The hypothesis in the present study is that in work situations which evoke sex role stereotypes, women will respond less stereotypically than males since it is in their best interest to do so. The method comes from the Rosen et al. (1975) study of male managers. In the present study, 293 introductory psychology students were asked to role play an executive vice-president of a large retail clothing chain. They were given five in-basket decision tasks, involving either male or female employees, following the tasks designed by Rosen and his colleagues. All five in-baskets involved behavior that is considered more appropriate for one sex than the other. The situations concerned hiring for a position requiring extensive travel, promotion of a person who stated that family life comes before work, response to an employee whose spouse has been offered a lucrative position elsewhere, response to a request for leave of absence to care for one's children, and deciding the appropriateness of a person's attendance at his/her spouse's company parties. Both male and female subjects, the majority of whom were first semester freshmen, responded to the in-basket situations in a somewhat less stereotypical manner than Rosen, Jerdee, and Prestwich's male managers. In general, females are not less discriminatory than males although there are differences between the sexes in specific areas. Despite the rhetoric about a loosening of sex role stereotypes, however, results suggest that both young males and young females may still respond in a fairly stereotypical manner to work situations which evoke sex role stereotypes. (Author)
Publication Type: Reports - Research
Education Level: N/A
Audience: N/A
Language: N/A
Sponsor: N/A
Authoring Institution: N/A
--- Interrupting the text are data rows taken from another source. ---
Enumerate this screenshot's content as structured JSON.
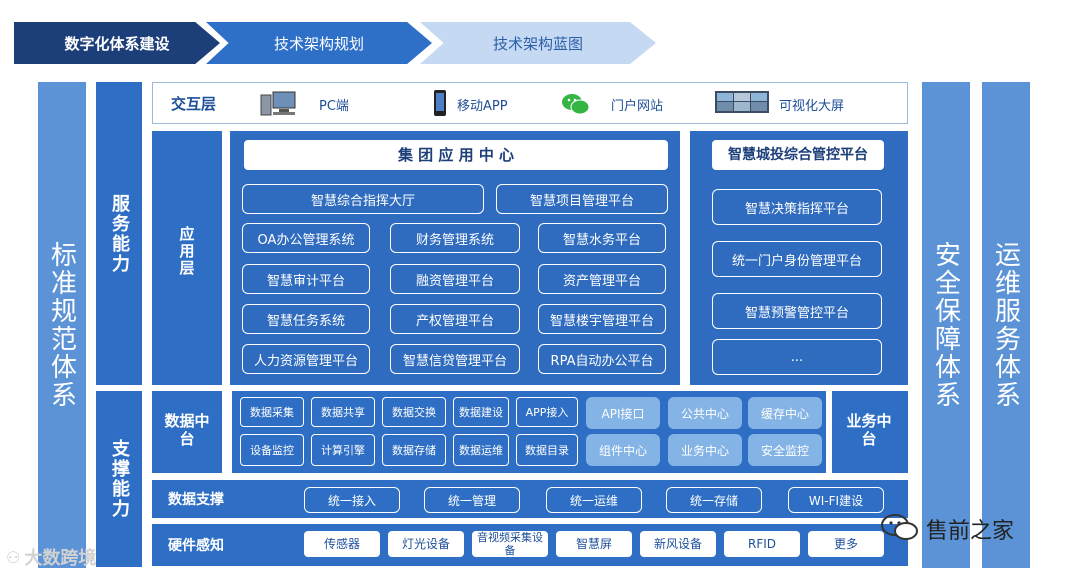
{
  "nav": {
    "step1": "数字化体系建设",
    "step2": "技术架构规划",
    "step3": "技术架构蓝图"
  },
  "left_bars": {
    "standard": "标准规范体系",
    "service": "服务能力",
    "support": "支撑能力"
  },
  "right_bars": {
    "security": "安全保障体系",
    "ops": "运维服务体系"
  },
  "interaction": {
    "label": "交互层",
    "items": [
      {
        "label": "PC端",
        "icon": "desktop-icon"
      },
      {
        "label": "移动APP",
        "icon": "mobile-phone-icon"
      },
      {
        "label": "门户网站",
        "icon": "wechat-icon"
      },
      {
        "label": "可视化大屏",
        "icon": "big-screen-icon"
      }
    ]
  },
  "app_layer": {
    "label": "应用层",
    "group_center": {
      "title": "集 团 应 用 中 心",
      "items": [
        "智慧综合指挥大厅",
        "智慧项目管理平台",
        "OA办公管理系统",
        "财务管理系统",
        "智慧水务平台",
        "智慧审计平台",
        "融资管理平台",
        "资产管理平台",
        "智慧任务系统",
        "产权管理平台",
        "智慧楼宇管理平台",
        "人力资源管理平台",
        "智慧信贷管理平台",
        "RPA自动办公平台"
      ]
    },
    "city_platform": {
      "title": "智慧城投综合管控平台",
      "items": [
        "智慧决策指挥平台",
        "统一门户身份管理平台",
        "智慧预警管控平台",
        "..."
      ]
    }
  },
  "data_middle": {
    "label": "数据中台",
    "items": [
      "数据采集",
      "数据共享",
      "数据交换",
      "数据建设",
      "APP接入",
      "设备监控",
      "计算引擎",
      "数据存储",
      "数据运维",
      "数据目录"
    ]
  },
  "business_middle": {
    "label": "业务中台",
    "items": [
      "API接口",
      "公共中心",
      "缓存中心",
      "组件中心",
      "业务中心",
      "安全监控"
    ]
  },
  "data_support": {
    "label": "数据支撑",
    "items": [
      "统一接入",
      "统一管理",
      "统一运维",
      "统一存储",
      "WI-FI建设"
    ]
  },
  "hardware": {
    "label": "硬件感知",
    "items": [
      "传感器",
      "灯光设备",
      "音视频采集设备",
      "智慧屏",
      "新风设备",
      "RFID",
      "更多"
    ]
  },
  "watermarks": {
    "left": "大数跨境",
    "right": "售前之家"
  },
  "colors": {
    "dark_navy": "#1c3f7a",
    "blue": "#2e6fc5",
    "light_blue": "#5b93d6",
    "pale_blue": "#c5d9f3"
  }
}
Note: Paper presented at the Annual Meeting of the Western Psychological Association (April 21-24, 1977, Seattle, Washington); Best copy available